Source material:
__________________________________________________
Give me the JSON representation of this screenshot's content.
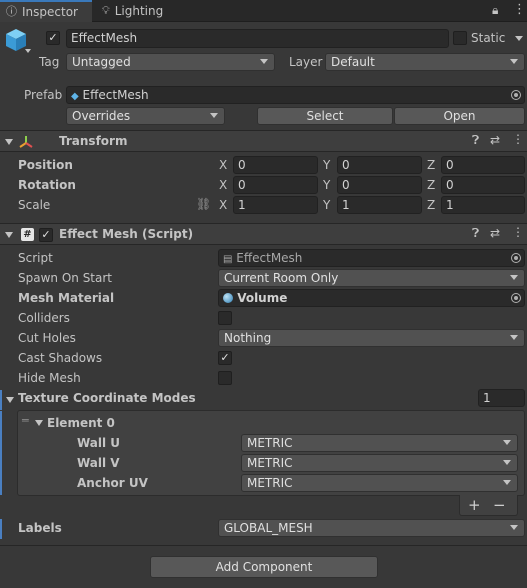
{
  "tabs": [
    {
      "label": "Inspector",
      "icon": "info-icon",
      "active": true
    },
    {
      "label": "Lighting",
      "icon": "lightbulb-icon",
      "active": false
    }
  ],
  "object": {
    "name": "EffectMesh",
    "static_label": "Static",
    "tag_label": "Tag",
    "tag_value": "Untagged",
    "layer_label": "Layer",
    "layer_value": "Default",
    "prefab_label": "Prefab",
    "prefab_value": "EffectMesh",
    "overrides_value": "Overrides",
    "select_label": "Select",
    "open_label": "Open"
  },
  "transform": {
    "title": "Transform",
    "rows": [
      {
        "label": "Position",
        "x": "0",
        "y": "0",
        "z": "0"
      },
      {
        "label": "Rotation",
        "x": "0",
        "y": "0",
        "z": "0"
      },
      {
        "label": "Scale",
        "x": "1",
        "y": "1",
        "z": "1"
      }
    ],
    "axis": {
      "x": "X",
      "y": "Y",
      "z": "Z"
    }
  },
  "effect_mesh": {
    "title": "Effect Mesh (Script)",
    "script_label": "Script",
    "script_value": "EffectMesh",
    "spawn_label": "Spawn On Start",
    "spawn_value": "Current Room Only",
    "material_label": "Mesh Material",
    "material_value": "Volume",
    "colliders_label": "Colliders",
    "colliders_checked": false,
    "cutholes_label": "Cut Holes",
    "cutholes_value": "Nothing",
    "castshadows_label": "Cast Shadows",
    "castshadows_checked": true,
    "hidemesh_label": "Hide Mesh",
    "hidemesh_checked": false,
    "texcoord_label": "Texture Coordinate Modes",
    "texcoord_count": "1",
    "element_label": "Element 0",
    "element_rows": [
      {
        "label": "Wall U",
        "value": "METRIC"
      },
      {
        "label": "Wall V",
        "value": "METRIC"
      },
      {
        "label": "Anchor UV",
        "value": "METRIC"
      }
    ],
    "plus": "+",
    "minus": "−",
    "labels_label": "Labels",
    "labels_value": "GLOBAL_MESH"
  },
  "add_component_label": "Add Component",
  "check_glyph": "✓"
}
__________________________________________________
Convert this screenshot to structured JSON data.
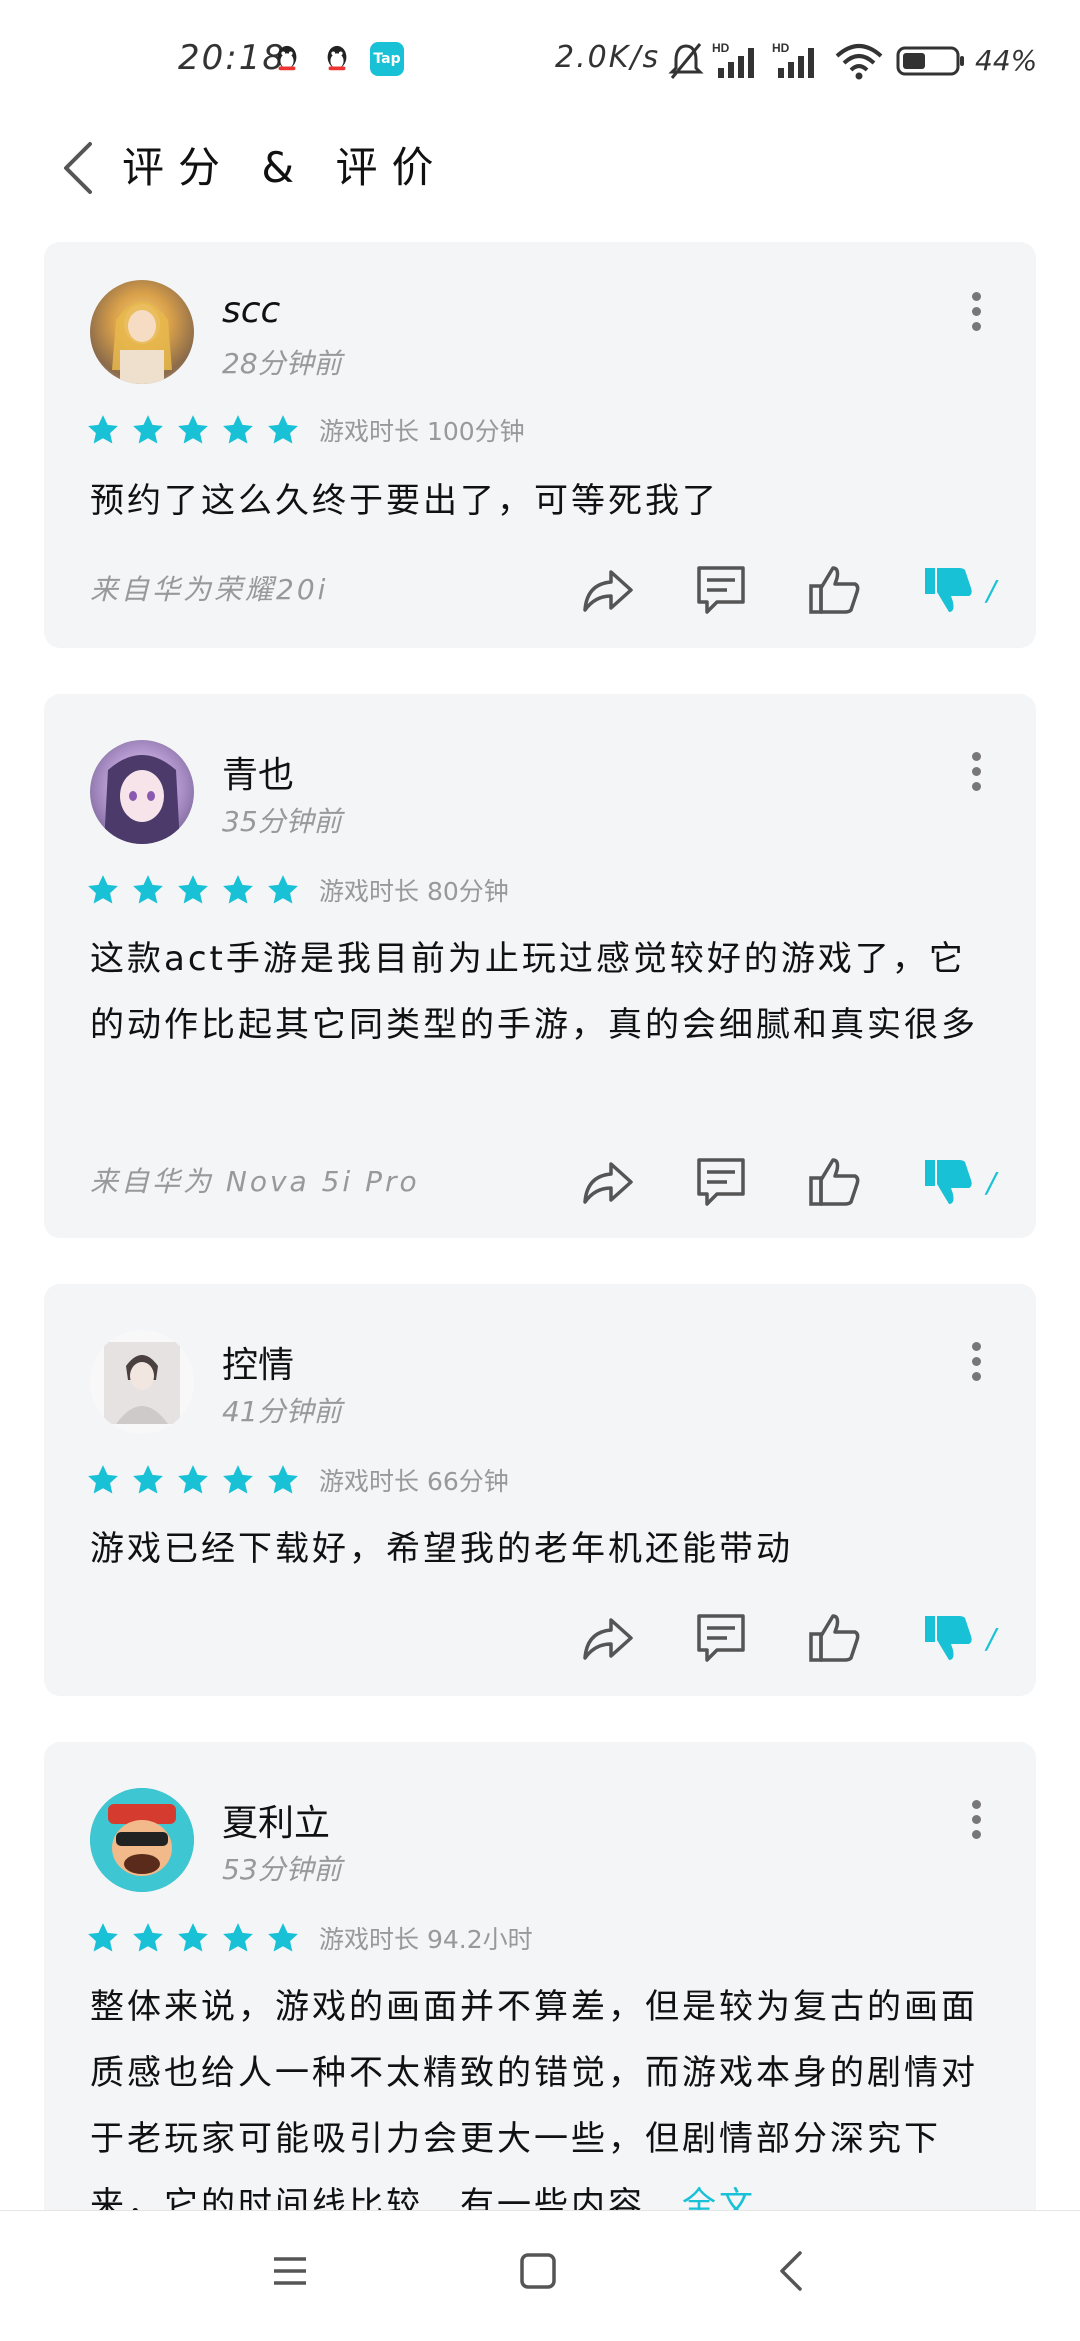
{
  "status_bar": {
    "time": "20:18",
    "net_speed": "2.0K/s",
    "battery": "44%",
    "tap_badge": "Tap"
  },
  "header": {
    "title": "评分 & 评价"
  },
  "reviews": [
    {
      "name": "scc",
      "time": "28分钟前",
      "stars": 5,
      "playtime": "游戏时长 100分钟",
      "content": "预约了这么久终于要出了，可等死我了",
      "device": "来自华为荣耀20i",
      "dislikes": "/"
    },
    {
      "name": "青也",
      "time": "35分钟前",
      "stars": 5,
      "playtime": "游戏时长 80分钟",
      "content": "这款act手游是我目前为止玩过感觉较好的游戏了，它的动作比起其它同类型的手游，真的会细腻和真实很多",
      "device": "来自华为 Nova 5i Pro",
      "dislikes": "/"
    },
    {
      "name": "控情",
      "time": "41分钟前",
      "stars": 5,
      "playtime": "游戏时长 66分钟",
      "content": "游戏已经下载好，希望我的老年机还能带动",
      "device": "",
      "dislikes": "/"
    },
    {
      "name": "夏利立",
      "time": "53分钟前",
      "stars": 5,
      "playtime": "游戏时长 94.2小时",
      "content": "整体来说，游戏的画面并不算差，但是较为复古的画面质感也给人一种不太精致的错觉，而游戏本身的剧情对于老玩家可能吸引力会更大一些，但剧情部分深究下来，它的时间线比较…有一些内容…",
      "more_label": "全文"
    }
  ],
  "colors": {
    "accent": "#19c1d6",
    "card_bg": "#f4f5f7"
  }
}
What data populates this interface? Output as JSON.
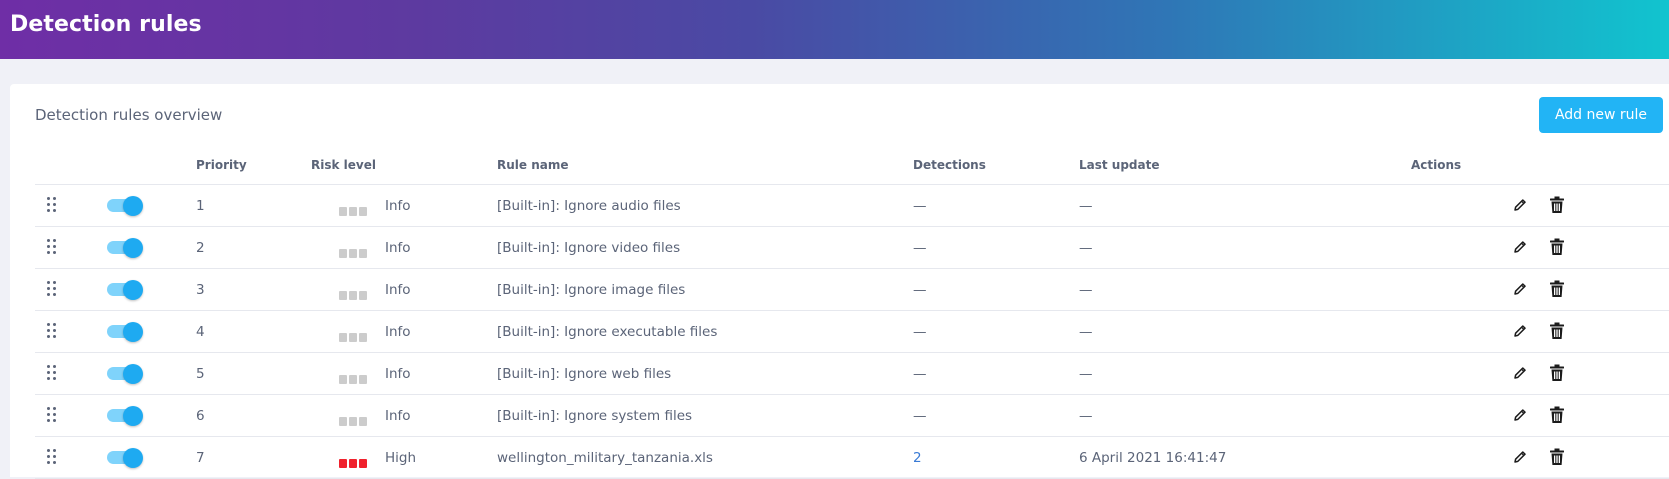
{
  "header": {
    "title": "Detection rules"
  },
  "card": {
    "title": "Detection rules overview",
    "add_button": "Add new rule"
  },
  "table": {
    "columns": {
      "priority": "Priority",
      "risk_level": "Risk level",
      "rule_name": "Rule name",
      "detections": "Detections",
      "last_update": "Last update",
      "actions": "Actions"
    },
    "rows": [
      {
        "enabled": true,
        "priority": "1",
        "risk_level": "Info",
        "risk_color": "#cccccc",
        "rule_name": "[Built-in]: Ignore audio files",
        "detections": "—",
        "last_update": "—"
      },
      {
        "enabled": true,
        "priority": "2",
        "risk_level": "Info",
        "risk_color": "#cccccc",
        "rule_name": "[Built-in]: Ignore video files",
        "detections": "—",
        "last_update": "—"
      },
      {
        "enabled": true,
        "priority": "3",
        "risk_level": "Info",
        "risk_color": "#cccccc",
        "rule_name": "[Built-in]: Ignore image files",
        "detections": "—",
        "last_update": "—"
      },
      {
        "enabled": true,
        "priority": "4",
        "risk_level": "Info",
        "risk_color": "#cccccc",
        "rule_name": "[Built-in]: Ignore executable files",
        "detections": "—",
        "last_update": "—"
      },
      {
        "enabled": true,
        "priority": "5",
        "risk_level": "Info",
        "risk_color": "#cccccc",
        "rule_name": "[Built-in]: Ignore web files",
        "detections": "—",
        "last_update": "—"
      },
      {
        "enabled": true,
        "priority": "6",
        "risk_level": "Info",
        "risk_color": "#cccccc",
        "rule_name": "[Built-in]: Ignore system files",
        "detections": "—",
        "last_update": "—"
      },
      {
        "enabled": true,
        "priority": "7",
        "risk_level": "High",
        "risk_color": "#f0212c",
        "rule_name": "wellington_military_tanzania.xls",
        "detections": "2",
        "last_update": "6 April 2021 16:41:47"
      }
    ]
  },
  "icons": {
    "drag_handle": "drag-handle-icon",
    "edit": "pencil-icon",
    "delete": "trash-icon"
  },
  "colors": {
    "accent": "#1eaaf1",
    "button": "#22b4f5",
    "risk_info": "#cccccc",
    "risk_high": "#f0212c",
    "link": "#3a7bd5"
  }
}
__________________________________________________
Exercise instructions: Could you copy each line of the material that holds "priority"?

Answer box:
      "priority": "Priority",
        "priority": "1",
        "priority": "2",
        "priority": "3",
        "priority": "4",
        "priority": "5",
        "priority": "6",
        "priority": "7",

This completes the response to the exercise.